Problem requirements:
Where in the listing does the string "info" appear? Copy every line that holds it.

####

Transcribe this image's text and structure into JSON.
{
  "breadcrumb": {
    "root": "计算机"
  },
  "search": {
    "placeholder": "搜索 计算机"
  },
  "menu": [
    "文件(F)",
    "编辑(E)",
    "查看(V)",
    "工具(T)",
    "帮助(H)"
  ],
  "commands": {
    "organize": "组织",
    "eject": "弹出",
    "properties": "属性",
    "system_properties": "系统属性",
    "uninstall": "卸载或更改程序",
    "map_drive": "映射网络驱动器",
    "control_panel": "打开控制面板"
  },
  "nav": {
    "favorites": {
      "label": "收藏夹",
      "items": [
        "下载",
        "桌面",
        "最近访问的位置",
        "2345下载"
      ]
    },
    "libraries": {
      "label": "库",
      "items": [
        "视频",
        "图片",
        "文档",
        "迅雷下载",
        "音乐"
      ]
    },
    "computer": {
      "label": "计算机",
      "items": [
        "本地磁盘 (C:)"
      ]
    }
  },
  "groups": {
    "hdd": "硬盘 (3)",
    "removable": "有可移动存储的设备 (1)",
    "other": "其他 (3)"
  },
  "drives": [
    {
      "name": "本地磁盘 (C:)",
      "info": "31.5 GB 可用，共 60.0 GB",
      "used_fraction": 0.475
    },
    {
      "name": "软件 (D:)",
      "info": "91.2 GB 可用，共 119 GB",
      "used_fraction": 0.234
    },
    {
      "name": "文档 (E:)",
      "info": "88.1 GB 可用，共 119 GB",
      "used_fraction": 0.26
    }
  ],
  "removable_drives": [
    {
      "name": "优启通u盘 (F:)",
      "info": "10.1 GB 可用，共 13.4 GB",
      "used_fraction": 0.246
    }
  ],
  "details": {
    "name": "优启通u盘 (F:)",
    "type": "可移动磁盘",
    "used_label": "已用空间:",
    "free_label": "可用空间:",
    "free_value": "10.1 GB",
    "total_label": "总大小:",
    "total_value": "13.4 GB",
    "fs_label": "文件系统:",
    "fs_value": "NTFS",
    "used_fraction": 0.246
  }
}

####

Answer to this problem:
      "info": "31.5 GB 可用，共 60.0 GB",
      "info": "91.2 GB 可用，共 119 GB",
      "info": "88.1 GB 可用，共 119 GB",
      "info": "10.1 GB 可用，共 13.4 GB",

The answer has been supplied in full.